Earlier, in a technical session, a study on the nexus between globalization and inequality argued that there is no clear cut relationship between globalization and inequality in developing countries. However, effective and average tariff rates affect income inequality negatively. Another paper talked about the potential of international trade. The presenters said that the researchers must take the institutional structures into account. According to another paper on the linkages of Pakistan’s economy with the globe, the Pakistani investors are vulnerable to external financial shocks due to financial integration, whereas manufacturing and production is not affected by external factors. Analysis in the paper on the impact of technical barriers on trade between Pakistan showed that while China, India and Sri Lanka have more non-tariff barriers (NTBs) than Pakistan, China and India’s NTBs are more sophisticated.

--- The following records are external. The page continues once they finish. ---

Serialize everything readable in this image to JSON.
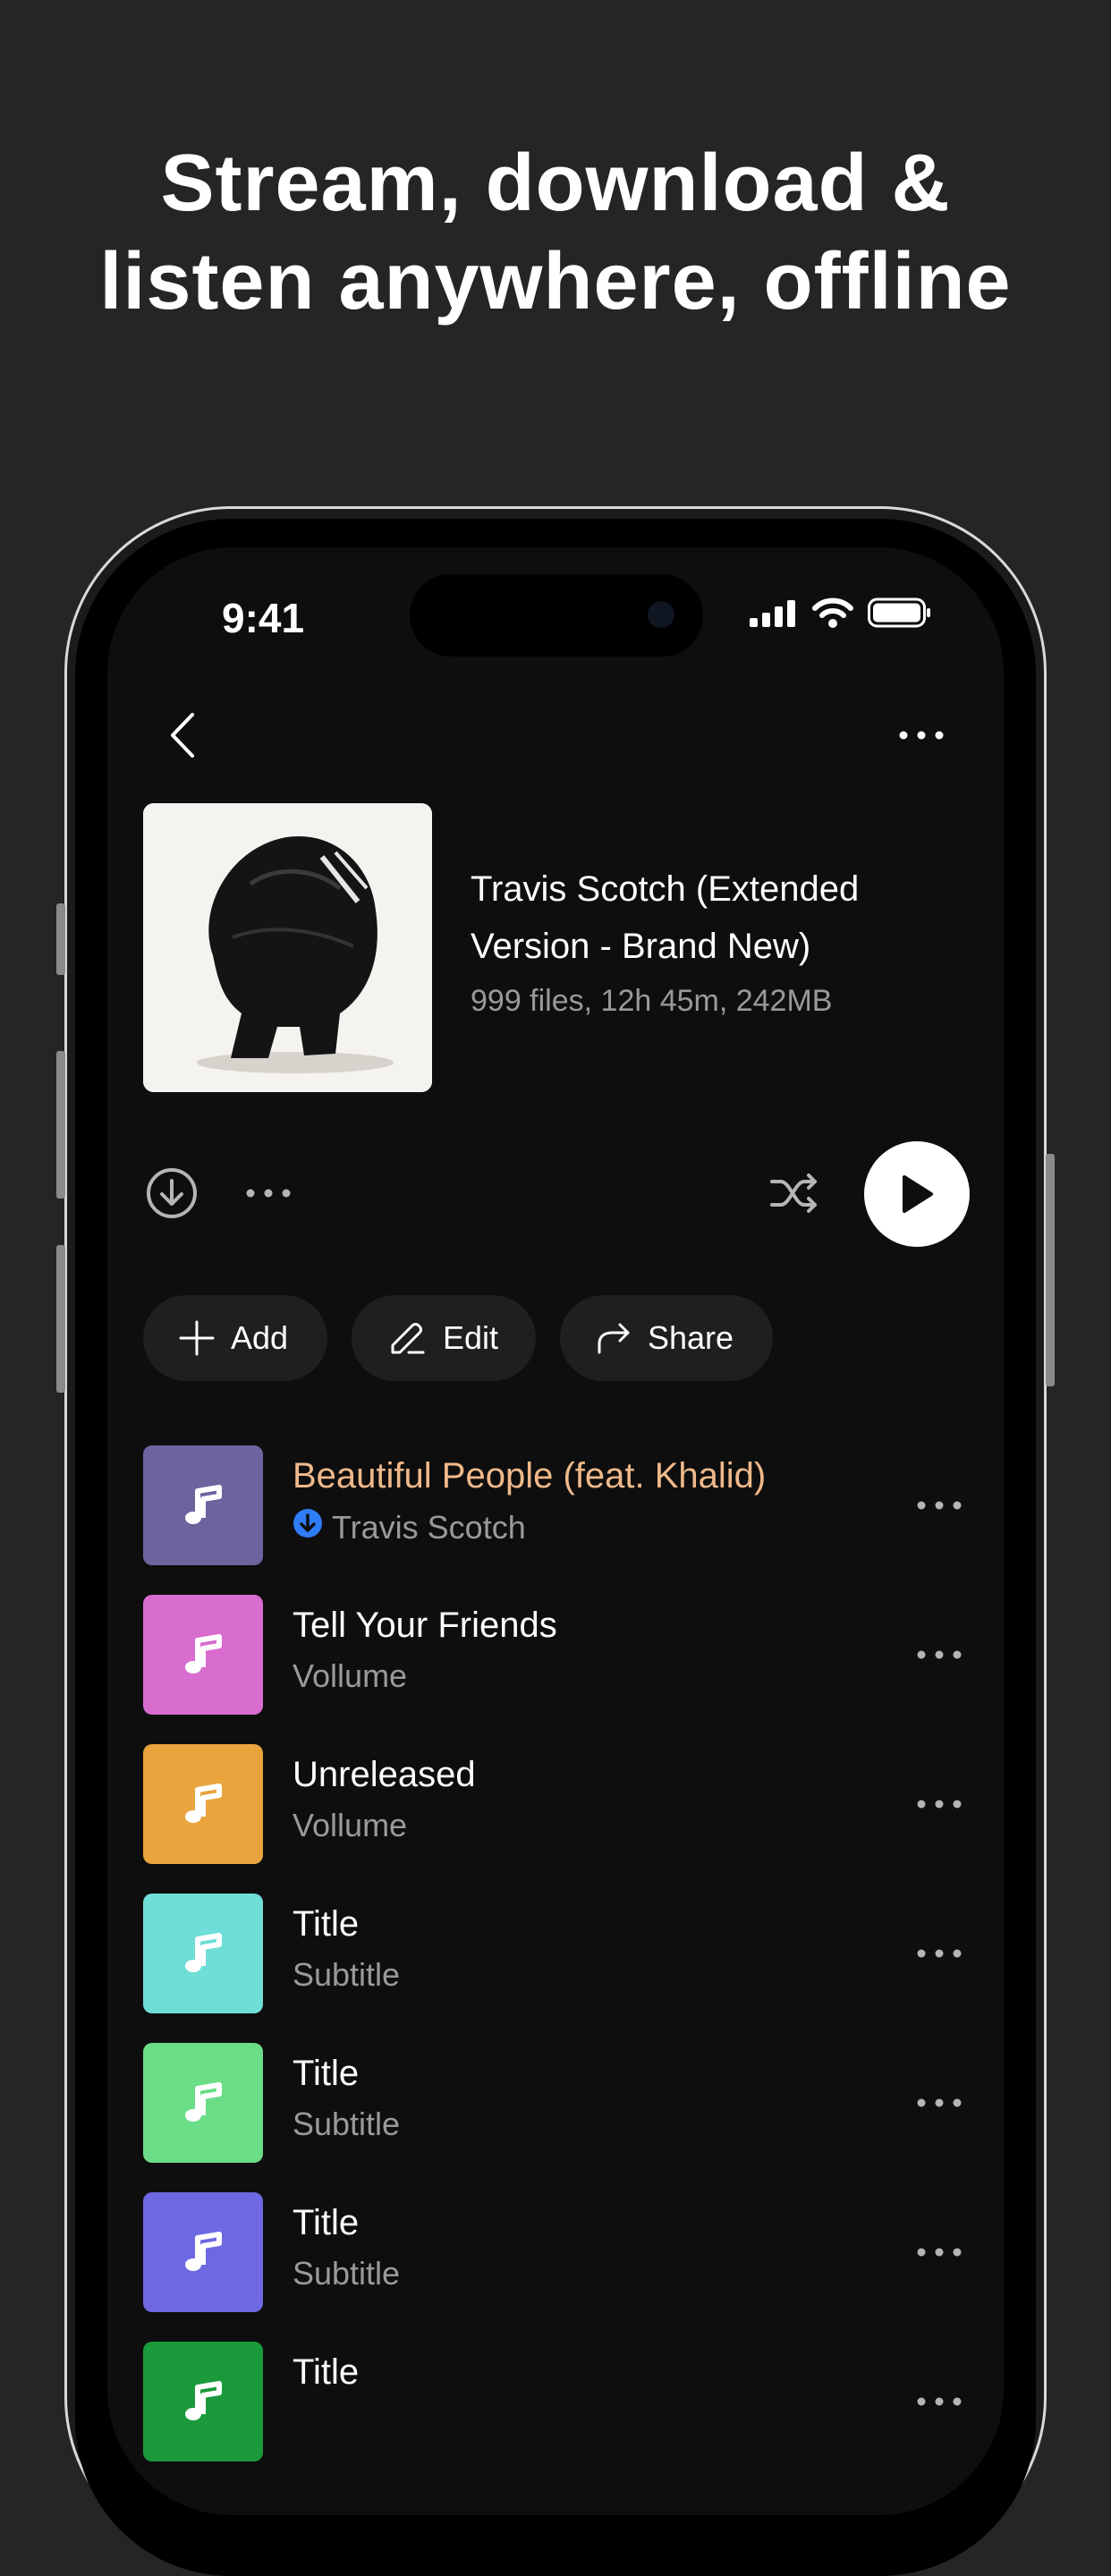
{
  "headline": {
    "line1": "Stream, download &",
    "line2": "listen anywhere, offline"
  },
  "status_bar": {
    "time": "9:41",
    "icons": [
      "signal-icon",
      "wifi-icon",
      "battery-icon"
    ]
  },
  "nav": {
    "back_icon": "chevron-left-icon",
    "more_icon": "more-horizontal-icon"
  },
  "album": {
    "title": "Travis Scotch (Extended Version - Brand New)",
    "meta": "999 files, 12h 45m, 242MB"
  },
  "controls": {
    "download_icon": "download-circle-icon",
    "more_icon": "more-horizontal-icon",
    "shuffle_icon": "shuffle-icon",
    "play_icon": "play-icon"
  },
  "chips": [
    {
      "label": "Add",
      "icon": "plus-icon"
    },
    {
      "label": "Edit",
      "icon": "pencil-icon"
    },
    {
      "label": "Share",
      "icon": "share-arrow-icon"
    }
  ],
  "tracks": [
    {
      "title": "Beautiful People (feat. Khalid)",
      "subtitle": "Travis Scotch",
      "color": "#6b649f",
      "active": true,
      "downloaded": true
    },
    {
      "title": "Tell Your Friends",
      "subtitle": "Vollume",
      "color": "#d86ccf"
    },
    {
      "title": "Unreleased",
      "subtitle": "Vollume",
      "color": "#e9a43d"
    },
    {
      "title": "Title",
      "subtitle": "Subtitle",
      "color": "#6fded7"
    },
    {
      "title": "Title",
      "subtitle": "Subtitle",
      "color": "#6bdd86"
    },
    {
      "title": "Title",
      "subtitle": "Subtitle",
      "color": "#6e68e3"
    },
    {
      "title": "Title",
      "subtitle": "",
      "color": "#1a9a3b"
    }
  ],
  "colors": {
    "background": "#252525",
    "screen": "#0e0e0f",
    "active_title": "#f0b98a",
    "download_badge": "#2f7df6",
    "secondary_text": "#9a9a9a"
  }
}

Talking about the experience of industrialization in Pakistan, a paper argued that although Pakistan has been promoting industrialization since independence, the progress has been slow due to poor governance and rent-seeking. In a paper on freight transport networks, the presenter said that freight sector inefficiencies in Pakistan prove to be very costly. It is important to integrate road and trade networks to reduce cost and enhance efficiency. Currently, 96 percent of the freight is transported through road and only 4 percent of the freight is carried through the train network. According to a paper on FDI and economic growth, FDI is significant contributor to overall growth in Pakistan but spillover effects of FDI across sectors.